> **ASSIGNMENT**:
The records must be repeated exactly and in their entirety.
Segment Open
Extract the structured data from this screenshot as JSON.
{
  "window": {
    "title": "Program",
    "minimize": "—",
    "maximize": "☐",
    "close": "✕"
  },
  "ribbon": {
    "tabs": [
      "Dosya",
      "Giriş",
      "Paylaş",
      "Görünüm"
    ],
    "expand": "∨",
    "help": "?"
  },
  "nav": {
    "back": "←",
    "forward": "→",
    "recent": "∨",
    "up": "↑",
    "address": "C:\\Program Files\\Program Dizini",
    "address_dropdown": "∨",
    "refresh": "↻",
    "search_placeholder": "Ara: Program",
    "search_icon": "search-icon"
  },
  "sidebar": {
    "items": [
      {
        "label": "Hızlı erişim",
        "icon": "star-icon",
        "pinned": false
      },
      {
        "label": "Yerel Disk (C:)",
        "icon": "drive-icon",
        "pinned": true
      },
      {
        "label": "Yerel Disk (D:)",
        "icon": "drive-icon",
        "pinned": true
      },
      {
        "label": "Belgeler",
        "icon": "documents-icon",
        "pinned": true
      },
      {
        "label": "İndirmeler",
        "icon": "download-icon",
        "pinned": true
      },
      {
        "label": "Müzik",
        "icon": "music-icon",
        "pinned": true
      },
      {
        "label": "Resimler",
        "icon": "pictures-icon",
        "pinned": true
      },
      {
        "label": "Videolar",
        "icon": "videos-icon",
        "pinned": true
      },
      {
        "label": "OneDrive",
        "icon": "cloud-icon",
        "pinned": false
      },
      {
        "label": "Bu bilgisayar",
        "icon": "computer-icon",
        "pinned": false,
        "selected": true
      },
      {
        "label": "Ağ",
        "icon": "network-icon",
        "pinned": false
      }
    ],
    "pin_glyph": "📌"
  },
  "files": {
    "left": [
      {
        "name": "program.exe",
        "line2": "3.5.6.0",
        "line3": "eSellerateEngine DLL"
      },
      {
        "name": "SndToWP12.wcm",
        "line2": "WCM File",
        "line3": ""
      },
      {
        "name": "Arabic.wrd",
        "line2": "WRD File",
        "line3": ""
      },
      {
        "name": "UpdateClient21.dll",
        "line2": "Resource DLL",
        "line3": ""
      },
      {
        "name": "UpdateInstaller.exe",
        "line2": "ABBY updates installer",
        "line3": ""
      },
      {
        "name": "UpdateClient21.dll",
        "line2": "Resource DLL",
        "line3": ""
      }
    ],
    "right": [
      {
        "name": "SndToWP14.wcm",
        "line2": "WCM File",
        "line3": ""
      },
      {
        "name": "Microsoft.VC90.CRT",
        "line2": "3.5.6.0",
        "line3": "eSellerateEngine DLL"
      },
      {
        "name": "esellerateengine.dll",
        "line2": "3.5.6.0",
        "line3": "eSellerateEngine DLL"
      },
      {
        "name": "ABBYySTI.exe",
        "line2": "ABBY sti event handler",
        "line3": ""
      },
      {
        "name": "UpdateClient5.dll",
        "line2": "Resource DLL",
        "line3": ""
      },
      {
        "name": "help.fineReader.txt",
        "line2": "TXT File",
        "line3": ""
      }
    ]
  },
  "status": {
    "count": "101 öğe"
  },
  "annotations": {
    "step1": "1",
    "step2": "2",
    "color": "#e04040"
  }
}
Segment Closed
> **SOLUTION FOR THIS PROBLEM**:
Extract the structured data from this screenshot as JSON.
{
  "window": {
    "title": "Program",
    "minimize": "—",
    "maximize": "☐",
    "close": "✕"
  },
  "ribbon": {
    "tabs": [
      "Dosya",
      "Giriş",
      "Paylaş",
      "Görünüm"
    ],
    "expand": "∨",
    "help": "?"
  },
  "nav": {
    "back": "←",
    "forward": "→",
    "recent": "∨",
    "up": "↑",
    "address": "C:\\Program Files\\Program Dizini",
    "address_dropdown": "∨",
    "refresh": "↻",
    "search_placeholder": "Ara: Program",
    "search_icon": "search-icon"
  },
  "sidebar": {
    "items": [
      {
        "label": "Hızlı erişim",
        "icon": "star-icon",
        "pinned": false
      },
      {
        "label": "Yerel Disk (C:)",
        "icon": "drive-icon",
        "pinned": true
      },
      {
        "label": "Yerel Disk (D:)",
        "icon": "drive-icon",
        "pinned": true
      },
      {
        "label": "Belgeler",
        "icon": "documents-icon",
        "pinned": true
      },
      {
        "label": "İndirmeler",
        "icon": "download-icon",
        "pinned": true
      },
      {
        "label": "Müzik",
        "icon": "music-icon",
        "pinned": true
      },
      {
        "label": "Resimler",
        "icon": "pictures-icon",
        "pinned": true
      },
      {
        "label": "Videolar",
        "icon": "videos-icon",
        "pinned": true
      },
      {
        "label": "OneDrive",
        "icon": "cloud-icon",
        "pinned": false
      },
      {
        "label": "Bu bilgisayar",
        "icon": "computer-icon",
        "pinned": false,
        "selected": true
      },
      {
        "label": "Ağ",
        "icon": "network-icon",
        "pinned": false
      }
    ],
    "pin_glyph": "📌"
  },
  "files": {
    "left": [
      {
        "name": "program.exe",
        "line2": "3.5.6.0",
        "line3": "eSellerateEngine DLL"
      },
      {
        "name": "SndToWP12.wcm",
        "line2": "WCM File",
        "line3": ""
      },
      {
        "name": "Arabic.wrd",
        "line2": "WRD File",
        "line3": ""
      },
      {
        "name": "UpdateClient21.dll",
        "line2": "Resource DLL",
        "line3": ""
      },
      {
        "name": "UpdateInstaller.exe",
        "line2": "ABBY updates installer",
        "line3": ""
      },
      {
        "name": "UpdateClient21.dll",
        "line2": "Resource DLL",
        "line3": ""
      }
    ],
    "right": [
      {
        "name": "SndToWP14.wcm",
        "line2": "WCM File",
        "line3": ""
      },
      {
        "name": "Microsoft.VC90.CRT",
        "line2": "3.5.6.0",
        "line3": "eSellerateEngine DLL"
      },
      {
        "name": "esellerateengine.dll",
        "line2": "3.5.6.0",
        "line3": "eSellerateEngine DLL"
      },
      {
        "name": "ABBYySTI.exe",
        "line2": "ABBY sti event handler",
        "line3": ""
      },
      {
        "name": "UpdateClient5.dll",
        "line2": "Resource DLL",
        "line3": ""
      },
      {
        "name": "help.fineReader.txt",
        "line2": "TXT File",
        "line3": ""
      }
    ]
  },
  "status": {
    "count": "101 öğe"
  },
  "annotations": {
    "step1": "1",
    "step2": "2",
    "color": "#e04040"
  }
}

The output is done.